  • Martino
    2017-04-14 08:50:34
    I love the photos. Great scrapbook images, Theadora! I also love how you always embed lots of historical tidbits in everything you write!! It's amazing how that little "red mill" had such a great impact on the early 20th century art and culture and still somehow manages to keep on spinning, spinning, spinning into the future . . . .


  • Marietta
    2017-04-13 15:31:50
    I got the answer some time ago but there was no place I could leave the "reply". Too bad.


  • Stephan
    2017-04-13 14:21:32
    The woman is Betty Compson who was a silent star and achieved success in the early days but roles were few and far between when 'talkies' emerged. She was considered a nominee for a best actress Oscar although for the 1928/29 season, no actual nominees were announced, only the winner. The film in question is "Woman to Woman" which, sadly, is considered lost.


  • Richard Clar
    2017-04-13 11:48:10
    Richard Clar
    The name of the movie?
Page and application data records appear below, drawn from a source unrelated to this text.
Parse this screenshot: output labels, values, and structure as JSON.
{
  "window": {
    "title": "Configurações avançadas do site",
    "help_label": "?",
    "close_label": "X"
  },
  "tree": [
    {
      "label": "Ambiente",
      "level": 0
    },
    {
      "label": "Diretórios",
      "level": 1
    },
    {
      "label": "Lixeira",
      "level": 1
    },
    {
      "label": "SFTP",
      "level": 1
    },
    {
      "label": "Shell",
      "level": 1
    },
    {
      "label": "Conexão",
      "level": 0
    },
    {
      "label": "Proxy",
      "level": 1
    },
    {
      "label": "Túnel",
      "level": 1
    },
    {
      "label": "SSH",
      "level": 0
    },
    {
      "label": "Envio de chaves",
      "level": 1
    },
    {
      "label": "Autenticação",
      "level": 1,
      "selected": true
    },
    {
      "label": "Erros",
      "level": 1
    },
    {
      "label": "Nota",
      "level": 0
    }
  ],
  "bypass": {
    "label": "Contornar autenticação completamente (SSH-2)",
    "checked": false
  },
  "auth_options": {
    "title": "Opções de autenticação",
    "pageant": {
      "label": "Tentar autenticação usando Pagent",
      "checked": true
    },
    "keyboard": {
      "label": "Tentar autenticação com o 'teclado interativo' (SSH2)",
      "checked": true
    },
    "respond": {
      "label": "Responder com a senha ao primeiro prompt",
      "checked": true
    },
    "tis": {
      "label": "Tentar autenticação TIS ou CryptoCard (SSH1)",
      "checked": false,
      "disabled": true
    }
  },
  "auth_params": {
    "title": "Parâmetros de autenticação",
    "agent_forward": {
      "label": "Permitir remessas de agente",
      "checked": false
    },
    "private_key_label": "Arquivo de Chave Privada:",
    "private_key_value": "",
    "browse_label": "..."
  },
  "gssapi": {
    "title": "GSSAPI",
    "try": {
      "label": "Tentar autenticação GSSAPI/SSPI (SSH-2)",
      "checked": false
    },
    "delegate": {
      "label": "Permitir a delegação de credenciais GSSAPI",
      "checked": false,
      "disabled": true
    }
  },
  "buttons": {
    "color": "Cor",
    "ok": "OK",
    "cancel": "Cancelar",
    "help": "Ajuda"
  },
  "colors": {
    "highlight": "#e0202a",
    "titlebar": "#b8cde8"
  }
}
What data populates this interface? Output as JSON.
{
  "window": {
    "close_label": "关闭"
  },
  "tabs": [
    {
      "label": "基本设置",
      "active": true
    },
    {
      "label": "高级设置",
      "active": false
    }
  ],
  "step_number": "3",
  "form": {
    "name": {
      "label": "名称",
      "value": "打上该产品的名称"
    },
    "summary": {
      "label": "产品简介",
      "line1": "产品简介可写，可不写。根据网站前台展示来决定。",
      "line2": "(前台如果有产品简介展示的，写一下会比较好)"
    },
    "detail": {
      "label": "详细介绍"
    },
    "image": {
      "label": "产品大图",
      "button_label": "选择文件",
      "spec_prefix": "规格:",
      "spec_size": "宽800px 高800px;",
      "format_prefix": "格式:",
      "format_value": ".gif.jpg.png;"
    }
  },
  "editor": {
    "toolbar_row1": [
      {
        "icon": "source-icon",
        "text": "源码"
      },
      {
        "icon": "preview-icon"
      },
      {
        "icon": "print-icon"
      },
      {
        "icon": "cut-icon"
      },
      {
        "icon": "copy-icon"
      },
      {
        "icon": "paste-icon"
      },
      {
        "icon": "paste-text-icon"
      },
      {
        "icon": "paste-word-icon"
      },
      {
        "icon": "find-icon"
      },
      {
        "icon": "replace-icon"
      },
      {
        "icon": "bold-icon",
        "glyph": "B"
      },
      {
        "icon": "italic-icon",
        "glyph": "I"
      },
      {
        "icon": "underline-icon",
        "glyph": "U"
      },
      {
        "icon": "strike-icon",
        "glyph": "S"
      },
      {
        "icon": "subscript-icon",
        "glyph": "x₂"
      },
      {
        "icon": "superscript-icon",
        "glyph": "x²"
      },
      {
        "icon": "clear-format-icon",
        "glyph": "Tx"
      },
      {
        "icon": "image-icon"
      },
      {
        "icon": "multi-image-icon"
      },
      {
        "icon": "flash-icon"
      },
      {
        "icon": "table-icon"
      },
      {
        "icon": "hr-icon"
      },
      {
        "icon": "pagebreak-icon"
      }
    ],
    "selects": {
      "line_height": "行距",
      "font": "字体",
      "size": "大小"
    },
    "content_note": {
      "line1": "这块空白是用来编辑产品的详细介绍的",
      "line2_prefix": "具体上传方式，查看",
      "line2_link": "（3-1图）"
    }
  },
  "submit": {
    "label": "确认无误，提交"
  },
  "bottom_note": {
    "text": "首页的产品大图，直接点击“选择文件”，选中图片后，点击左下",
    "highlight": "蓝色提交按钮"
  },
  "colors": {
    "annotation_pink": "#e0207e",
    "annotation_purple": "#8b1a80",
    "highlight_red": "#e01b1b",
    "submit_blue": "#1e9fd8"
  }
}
That's an easy one with all of those hints: Westside Story, starring Betty Davis! Do I get a prize?